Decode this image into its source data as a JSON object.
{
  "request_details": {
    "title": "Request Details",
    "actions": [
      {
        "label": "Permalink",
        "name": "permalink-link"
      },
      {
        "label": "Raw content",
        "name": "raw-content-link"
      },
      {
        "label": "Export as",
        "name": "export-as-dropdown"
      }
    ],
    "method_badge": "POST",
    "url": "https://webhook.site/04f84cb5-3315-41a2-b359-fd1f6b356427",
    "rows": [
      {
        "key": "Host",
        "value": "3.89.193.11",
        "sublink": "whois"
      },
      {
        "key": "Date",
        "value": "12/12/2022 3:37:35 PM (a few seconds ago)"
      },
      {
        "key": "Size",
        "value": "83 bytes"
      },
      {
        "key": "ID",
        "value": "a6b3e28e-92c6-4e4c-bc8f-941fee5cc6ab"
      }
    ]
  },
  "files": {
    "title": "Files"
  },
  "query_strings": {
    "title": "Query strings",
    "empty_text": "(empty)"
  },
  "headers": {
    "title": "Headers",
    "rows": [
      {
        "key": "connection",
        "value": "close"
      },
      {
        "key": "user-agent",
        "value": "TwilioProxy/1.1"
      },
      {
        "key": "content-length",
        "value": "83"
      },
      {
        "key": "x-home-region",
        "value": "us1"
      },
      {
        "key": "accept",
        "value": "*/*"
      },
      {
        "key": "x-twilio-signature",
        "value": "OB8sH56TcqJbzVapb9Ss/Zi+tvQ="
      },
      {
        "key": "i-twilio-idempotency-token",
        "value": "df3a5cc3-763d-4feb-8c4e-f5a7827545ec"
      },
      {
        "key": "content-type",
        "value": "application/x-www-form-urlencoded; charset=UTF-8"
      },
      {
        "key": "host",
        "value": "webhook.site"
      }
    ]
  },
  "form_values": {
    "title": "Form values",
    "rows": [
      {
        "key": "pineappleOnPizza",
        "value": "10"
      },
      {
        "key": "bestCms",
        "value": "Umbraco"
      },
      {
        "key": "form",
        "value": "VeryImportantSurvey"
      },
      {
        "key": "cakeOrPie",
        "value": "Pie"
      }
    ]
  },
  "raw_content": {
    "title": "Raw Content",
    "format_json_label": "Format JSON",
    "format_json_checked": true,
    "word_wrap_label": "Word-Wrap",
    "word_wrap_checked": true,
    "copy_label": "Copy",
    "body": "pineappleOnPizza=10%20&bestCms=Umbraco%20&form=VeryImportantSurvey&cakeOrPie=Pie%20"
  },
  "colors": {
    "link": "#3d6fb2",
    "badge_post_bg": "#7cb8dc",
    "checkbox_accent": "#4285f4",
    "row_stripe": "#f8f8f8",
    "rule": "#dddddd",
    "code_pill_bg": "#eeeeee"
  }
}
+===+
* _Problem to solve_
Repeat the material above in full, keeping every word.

* _The answer_
Decode this image into its source data as a JSON object.
{
  "request_details": {
    "title": "Request Details",
    "actions": [
      {
        "label": "Permalink",
        "name": "permalink-link"
      },
      {
        "label": "Raw content",
        "name": "raw-content-link"
      },
      {
        "label": "Export as",
        "name": "export-as-dropdown"
      }
    ],
    "method_badge": "POST",
    "url": "https://webhook.site/04f84cb5-3315-41a2-b359-fd1f6b356427",
    "rows": [
      {
        "key": "Host",
        "value": "3.89.193.11",
        "sublink": "whois"
      },
      {
        "key": "Date",
        "value": "12/12/2022 3:37:35 PM (a few seconds ago)"
      },
      {
        "key": "Size",
        "value": "83 bytes"
      },
      {
        "key": "ID",
        "value": "a6b3e28e-92c6-4e4c-bc8f-941fee5cc6ab"
      }
    ]
  },
  "files": {
    "title": "Files"
  },
  "query_strings": {
    "title": "Query strings",
    "empty_text": "(empty)"
  },
  "headers": {
    "title": "Headers",
    "rows": [
      {
        "key": "connection",
        "value": "close"
      },
      {
        "key": "user-agent",
        "value": "TwilioProxy/1.1"
      },
      {
        "key": "content-length",
        "value": "83"
      },
      {
        "key": "x-home-region",
        "value": "us1"
      },
      {
        "key": "accept",
        "value": "*/*"
      },
      {
        "key": "x-twilio-signature",
        "value": "OB8sH56TcqJbzVapb9Ss/Zi+tvQ="
      },
      {
        "key": "i-twilio-idempotency-token",
        "value": "df3a5cc3-763d-4feb-8c4e-f5a7827545ec"
      },
      {
        "key": "content-type",
        "value": "application/x-www-form-urlencoded; charset=UTF-8"
      },
      {
        "key": "host",
        "value": "webhook.site"
      }
    ]
  },
  "form_values": {
    "title": "Form values",
    "rows": [
      {
        "key": "pineappleOnPizza",
        "value": "10"
      },
      {
        "key": "bestCms",
        "value": "Umbraco"
      },
      {
        "key": "form",
        "value": "VeryImportantSurvey"
      },
      {
        "key": "cakeOrPie",
        "value": "Pie"
      }
    ]
  },
  "raw_content": {
    "title": "Raw Content",
    "format_json_label": "Format JSON",
    "format_json_checked": true,
    "word_wrap_label": "Word-Wrap",
    "word_wrap_checked": true,
    "copy_label": "Copy",
    "body": "pineappleOnPizza=10%20&bestCms=Umbraco%20&form=VeryImportantSurvey&cakeOrPie=Pie%20"
  },
  "colors": {
    "link": "#3d6fb2",
    "badge_post_bg": "#7cb8dc",
    "checkbox_accent": "#4285f4",
    "row_stripe": "#f8f8f8",
    "rule": "#dddddd",
    "code_pill_bg": "#eeeeee"
  }
}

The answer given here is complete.